Grant's efforts to capture Vicksburg are finally rewarded on July 4 when, after one of the great campaigns of military history and a 47-day siege, the Confederacy's mighty bastion succumbs to Union arms. Five days later Port Hudson surrenders and Lincoln proclaims "The father of Waters again goes unvexed to the sea." The South is cut in half along the Mississippi. Meanwhile, Rosecrans' brilliant Tullahoma Campaign forces Bragg to abandon most of Tennessee and concentrate around Chattanooga. In September Rosecrans occupies Chattanooga and pursues Bragg into Georgia,where, at Chickamauga Creek, the Confederates turn on the Northerners and drive them back.

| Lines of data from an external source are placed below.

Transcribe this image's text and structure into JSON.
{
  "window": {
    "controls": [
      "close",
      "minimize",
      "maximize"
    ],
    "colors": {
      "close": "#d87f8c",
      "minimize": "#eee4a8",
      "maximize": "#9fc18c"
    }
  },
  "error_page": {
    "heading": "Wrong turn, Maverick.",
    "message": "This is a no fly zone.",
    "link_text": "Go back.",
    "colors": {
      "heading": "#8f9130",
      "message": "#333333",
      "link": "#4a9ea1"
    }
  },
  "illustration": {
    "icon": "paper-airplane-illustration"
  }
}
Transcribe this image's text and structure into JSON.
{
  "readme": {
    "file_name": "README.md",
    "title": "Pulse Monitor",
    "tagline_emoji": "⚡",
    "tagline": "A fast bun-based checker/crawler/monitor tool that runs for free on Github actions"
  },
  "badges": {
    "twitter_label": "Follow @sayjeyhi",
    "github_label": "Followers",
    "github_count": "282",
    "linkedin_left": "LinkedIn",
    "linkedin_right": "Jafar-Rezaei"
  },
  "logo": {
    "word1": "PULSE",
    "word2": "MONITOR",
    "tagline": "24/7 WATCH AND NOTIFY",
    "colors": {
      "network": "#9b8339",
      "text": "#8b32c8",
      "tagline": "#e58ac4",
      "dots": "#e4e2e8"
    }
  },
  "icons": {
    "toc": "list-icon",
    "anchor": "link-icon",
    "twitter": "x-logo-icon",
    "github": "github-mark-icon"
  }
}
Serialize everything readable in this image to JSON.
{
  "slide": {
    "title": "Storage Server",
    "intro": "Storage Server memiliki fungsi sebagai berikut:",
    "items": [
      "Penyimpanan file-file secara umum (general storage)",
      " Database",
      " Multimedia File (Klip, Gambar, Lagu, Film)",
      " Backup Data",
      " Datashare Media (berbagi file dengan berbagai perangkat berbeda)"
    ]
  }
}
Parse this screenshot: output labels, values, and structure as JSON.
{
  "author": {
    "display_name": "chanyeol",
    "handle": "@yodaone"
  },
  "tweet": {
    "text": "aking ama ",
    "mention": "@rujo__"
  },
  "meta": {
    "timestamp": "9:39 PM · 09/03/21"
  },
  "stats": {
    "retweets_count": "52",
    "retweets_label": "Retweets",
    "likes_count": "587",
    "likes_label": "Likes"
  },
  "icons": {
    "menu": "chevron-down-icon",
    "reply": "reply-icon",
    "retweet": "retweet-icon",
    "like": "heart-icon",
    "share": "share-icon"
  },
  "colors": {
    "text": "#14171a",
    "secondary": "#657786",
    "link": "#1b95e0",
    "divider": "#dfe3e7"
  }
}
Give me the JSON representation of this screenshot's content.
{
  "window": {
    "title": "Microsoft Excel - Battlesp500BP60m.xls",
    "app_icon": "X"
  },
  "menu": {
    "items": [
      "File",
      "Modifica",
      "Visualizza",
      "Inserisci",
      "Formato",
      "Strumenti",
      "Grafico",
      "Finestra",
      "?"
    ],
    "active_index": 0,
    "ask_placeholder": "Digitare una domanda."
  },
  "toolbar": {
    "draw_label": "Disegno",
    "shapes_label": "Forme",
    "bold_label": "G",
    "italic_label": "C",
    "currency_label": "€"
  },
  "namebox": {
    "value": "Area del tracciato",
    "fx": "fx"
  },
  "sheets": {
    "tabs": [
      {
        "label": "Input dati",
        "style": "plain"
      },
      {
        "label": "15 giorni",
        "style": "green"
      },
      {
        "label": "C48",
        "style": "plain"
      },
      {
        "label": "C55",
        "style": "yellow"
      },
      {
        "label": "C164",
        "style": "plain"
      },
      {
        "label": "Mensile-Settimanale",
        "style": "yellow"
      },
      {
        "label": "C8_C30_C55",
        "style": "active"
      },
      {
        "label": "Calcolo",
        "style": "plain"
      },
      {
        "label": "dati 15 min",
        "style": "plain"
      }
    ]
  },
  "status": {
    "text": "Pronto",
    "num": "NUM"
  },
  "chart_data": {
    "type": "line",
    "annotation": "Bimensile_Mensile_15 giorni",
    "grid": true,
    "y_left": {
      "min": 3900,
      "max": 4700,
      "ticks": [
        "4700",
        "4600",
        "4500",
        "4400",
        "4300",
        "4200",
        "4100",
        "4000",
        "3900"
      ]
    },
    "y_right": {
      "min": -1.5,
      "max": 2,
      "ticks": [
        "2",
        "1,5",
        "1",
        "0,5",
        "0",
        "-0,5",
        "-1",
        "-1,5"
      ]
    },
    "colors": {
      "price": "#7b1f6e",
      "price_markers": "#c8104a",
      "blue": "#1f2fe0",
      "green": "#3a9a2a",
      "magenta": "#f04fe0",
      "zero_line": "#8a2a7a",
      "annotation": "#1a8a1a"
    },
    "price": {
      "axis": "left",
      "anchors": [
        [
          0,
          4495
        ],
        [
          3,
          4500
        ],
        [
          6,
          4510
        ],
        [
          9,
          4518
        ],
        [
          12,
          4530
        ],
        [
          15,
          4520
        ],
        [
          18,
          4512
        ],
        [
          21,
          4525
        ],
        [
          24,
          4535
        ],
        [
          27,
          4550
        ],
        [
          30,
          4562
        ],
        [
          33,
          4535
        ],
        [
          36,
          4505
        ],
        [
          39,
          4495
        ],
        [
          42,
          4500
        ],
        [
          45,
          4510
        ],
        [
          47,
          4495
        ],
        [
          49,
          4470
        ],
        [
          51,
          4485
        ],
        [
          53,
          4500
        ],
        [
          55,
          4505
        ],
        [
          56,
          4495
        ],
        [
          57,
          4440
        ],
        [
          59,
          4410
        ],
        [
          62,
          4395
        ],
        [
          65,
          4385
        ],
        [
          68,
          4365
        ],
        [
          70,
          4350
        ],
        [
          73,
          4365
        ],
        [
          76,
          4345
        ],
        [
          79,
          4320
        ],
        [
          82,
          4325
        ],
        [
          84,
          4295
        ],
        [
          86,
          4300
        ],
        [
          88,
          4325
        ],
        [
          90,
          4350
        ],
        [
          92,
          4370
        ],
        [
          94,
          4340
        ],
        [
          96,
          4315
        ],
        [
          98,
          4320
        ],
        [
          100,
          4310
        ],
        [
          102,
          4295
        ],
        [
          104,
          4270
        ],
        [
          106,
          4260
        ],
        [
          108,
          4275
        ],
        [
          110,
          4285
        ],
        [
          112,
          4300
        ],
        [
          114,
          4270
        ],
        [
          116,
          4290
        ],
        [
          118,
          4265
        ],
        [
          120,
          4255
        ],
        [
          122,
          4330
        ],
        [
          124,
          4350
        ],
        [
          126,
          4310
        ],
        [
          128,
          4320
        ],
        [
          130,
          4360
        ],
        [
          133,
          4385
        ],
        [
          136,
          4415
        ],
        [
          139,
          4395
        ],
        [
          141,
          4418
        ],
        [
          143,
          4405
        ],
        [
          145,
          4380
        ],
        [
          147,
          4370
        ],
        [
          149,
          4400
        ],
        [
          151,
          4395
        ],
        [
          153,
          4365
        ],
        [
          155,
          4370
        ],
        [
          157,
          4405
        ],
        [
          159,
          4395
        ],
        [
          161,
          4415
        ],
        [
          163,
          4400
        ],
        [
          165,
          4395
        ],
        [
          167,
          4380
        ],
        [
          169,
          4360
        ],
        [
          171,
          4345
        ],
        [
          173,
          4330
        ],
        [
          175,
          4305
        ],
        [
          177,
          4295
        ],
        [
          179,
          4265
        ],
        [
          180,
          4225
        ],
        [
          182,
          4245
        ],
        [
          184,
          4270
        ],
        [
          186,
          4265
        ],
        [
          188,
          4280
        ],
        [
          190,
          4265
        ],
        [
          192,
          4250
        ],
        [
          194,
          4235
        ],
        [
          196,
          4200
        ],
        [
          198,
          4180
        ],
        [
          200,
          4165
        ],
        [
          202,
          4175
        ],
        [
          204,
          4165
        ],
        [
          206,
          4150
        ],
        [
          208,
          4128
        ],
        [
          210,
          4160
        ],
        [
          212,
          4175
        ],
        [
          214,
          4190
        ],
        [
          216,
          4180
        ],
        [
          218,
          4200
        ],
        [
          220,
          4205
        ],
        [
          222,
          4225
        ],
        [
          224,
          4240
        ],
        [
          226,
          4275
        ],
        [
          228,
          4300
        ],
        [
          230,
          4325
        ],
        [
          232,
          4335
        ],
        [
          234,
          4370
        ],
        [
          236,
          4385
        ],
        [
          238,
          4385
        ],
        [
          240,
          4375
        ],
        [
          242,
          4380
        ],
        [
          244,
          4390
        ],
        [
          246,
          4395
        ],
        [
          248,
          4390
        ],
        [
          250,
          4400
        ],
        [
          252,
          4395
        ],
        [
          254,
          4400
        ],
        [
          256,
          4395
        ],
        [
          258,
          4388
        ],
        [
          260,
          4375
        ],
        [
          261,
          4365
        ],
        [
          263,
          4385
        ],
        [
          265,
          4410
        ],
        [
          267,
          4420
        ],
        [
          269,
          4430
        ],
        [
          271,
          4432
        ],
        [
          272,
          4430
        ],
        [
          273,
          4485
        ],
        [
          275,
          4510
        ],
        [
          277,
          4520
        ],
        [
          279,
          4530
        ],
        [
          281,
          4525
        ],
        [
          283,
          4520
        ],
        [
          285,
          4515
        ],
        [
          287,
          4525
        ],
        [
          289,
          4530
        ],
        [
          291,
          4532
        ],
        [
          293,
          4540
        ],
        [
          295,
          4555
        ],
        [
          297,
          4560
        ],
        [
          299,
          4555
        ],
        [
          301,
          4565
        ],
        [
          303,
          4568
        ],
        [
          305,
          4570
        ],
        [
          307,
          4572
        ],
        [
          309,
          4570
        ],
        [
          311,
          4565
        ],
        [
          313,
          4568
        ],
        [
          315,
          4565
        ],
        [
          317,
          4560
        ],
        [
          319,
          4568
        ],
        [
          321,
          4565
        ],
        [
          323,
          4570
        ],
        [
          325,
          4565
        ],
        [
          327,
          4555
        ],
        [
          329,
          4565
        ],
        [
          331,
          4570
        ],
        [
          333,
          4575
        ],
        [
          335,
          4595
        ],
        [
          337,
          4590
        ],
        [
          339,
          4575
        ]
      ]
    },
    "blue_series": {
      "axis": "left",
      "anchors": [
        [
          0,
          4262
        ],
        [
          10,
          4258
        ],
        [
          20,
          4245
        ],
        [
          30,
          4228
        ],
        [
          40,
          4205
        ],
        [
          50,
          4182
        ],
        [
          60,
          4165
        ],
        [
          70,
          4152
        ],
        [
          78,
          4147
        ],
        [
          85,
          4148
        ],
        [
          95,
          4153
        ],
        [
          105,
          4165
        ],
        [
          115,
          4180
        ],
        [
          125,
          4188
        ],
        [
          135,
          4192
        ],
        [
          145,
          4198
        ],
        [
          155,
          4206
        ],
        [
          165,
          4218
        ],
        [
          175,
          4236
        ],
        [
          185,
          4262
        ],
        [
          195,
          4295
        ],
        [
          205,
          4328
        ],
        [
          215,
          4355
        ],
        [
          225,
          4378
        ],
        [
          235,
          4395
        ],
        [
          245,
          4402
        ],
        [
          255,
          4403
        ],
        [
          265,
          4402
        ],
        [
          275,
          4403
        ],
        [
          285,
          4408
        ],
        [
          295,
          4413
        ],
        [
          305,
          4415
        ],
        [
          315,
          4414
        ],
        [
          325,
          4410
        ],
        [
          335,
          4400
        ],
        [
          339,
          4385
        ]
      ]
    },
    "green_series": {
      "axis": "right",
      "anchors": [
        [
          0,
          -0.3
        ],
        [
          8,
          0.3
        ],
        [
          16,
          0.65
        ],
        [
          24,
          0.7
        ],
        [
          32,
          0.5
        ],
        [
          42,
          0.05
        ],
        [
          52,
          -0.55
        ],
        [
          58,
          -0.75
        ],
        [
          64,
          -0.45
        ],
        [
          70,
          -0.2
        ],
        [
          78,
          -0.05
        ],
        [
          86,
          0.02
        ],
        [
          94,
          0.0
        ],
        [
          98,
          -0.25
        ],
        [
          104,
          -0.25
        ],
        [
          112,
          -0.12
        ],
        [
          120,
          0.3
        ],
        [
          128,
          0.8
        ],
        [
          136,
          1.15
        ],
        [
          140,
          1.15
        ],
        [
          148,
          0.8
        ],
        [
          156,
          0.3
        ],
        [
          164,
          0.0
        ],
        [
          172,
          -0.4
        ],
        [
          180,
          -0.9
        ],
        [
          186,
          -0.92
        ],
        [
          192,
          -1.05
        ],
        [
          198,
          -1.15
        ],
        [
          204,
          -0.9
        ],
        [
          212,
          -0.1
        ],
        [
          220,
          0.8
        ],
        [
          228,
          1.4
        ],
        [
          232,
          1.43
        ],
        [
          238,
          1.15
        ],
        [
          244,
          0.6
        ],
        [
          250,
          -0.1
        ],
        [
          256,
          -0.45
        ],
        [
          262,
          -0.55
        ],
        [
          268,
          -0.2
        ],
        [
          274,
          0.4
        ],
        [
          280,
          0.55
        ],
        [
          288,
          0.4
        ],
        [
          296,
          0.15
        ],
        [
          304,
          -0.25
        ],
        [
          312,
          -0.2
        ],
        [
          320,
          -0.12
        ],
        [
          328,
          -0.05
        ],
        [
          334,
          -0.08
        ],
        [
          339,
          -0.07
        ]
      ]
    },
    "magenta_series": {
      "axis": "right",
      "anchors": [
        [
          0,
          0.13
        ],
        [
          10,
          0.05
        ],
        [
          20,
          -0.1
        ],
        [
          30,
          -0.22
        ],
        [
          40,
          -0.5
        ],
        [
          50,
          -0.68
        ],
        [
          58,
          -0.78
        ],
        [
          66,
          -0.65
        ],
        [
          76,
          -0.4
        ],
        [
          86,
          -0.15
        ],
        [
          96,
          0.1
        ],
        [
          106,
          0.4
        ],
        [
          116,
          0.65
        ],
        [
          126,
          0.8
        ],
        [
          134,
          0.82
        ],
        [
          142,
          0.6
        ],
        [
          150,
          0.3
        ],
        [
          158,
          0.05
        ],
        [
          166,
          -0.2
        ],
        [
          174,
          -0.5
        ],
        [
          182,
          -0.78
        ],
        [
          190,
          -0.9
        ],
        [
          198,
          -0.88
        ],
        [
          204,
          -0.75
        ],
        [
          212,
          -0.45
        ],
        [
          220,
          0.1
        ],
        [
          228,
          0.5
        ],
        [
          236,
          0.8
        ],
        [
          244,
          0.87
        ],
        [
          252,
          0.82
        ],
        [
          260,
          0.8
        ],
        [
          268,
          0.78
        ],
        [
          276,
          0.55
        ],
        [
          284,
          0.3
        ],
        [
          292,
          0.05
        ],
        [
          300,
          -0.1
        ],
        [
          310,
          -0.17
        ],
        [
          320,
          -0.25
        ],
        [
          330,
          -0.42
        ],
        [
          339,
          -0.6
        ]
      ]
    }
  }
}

To relieve the beleaguered Federal troops, the Union Government rushes reinforcement to Chattanooga, names Grant to command in the west, and replaces Rosecrans with Maj. Gen. george H. Thomas. In several battles around Chattanooga between October and November, Grant's armies defeat Bragg's troops, forcing them to retreat to Dalton, Georgia, where Bragg is succeeded in command be Gen, Joseph E. Johnson. The two-week siege of Union-occupied Knoxville by Lt. Gen. James Longstreet's Confederate troops ends December 3 with the approach of a relief column led by General Sherman. Charleston, under attack much of the year, enters the third winter of the war battered but unconquered.

January 1-2 Battle of Stones River, Tennessee, continued.

January 1 Battle of Galveston, Texas  Ref  Battle on the Bay: The Civil War Struggle for Galveston
January 9-11 Battle of Arkansas Post, Arkansas  

March 29-July 4 Grant's Second Vicksburg Campaign, Mississippi  Ref  The Campaign That Opened the Mississippi
April 11-May 3 Streight's Raid, Tennessee-Alabama Ref   Lightning Mule Brigade: Streight's Raid into Alabama
April 16-22 Union fleet passes Vicksburg river batteries  
April 17-May 2 Grierson's Raid, Tenn.-Miss.-La. Ref  Grierson's Raid: A Cavalry Adventure of the Civil War
Ref   Champion Hill: Decisive Battle for Vicksburg
Ref  Vicksburg, city under siege: William Foster's letter

April - September- Operations against Defenses of Charleston, South Carolina
Ref   Secessionville: Assault on Charleston

May 21-July 9 Siege and surrender of Port Hudson, Louisiana

June 23-July 4 Tullahoma Campaign, Tennessee

July 2-26 Morgan's Raid, Ky.-Ind.-Ohio Ref  The Longest Raid of the Civil War